It looks like there aren't any quad-core laptop parts planned apart from Clarksfield which is a specialist part. Most of their mobile CPUs will remain dual-core, but add integrated graphics. I hope it's an integrated GPU based on larrabee - and not their deeply sucky existing graphics chipsets. That could be pretty awesome for GPGPU acceleration.

Clarksfield has a fairly high TDP, so it might only go into the 17" Macbook pro (to accommodate the necessary cooling)

Lightwolf
12-01-2009, 05:50 AM
Are the quad-core laptop parts out yet? I think I read somewhere that the initial laptop chips are dual-core versions of the Nehelem architecture.
Yes (as an example): http://www1.euro.dell.com/content/topics/topic.aspx/emea/corporate/pressoffice/2009/uk/en/2009_09_23_brk_001?c=uk&l=en&s=gen

The others would be the i3, and those are expected early next year (with integrated graphics).


But seriously, unless you lead a life on the road, for any heavy graphics work a desktop (dual processor) is the only way to go. Laptops are painfully slow in comparison.
Plus the ergonomics suck, price performance, etc...

Cheers,
Mike

dsol
12-01-2009, 05:55 AM
Plus the ergonomics suck, price performance, etc...


Yeah. I find it damn hard to work with anything smaller than a 30" monitor these days. And laptop keyboards are too small for my fat fingers :)

Lightwolf
12-01-2009, 05:59 AM
Yeah. I find it damn hard to work with anything smaller than a 30" monitor these days. And laptop keyboards are too small for my fat fingers :)
Still no 30" :( But one 23", two 20", one 21"... And you're right about the keyboard. Then again, even the current Apple keyboard (while being the best for years) is still too flimsy for me.

Cheers,
Mike

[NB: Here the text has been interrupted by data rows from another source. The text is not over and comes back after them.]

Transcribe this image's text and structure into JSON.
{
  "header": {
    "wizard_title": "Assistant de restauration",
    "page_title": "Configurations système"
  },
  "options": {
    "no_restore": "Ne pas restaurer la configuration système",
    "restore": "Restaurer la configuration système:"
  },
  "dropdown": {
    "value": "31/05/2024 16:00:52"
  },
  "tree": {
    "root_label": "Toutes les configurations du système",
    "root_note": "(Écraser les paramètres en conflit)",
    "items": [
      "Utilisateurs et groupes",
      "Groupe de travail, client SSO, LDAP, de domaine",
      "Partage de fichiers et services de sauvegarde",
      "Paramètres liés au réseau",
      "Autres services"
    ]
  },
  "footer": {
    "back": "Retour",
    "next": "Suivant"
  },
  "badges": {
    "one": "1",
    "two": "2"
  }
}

dsol
12-01-2009, 06:04 AM
And the performance difference is marked. Going from an 8-core macpro to an dual core macbook really sucks. And the lack of RAM capacity is going to really bite as we move into 64 bit territory on all major apps and mainstream OS's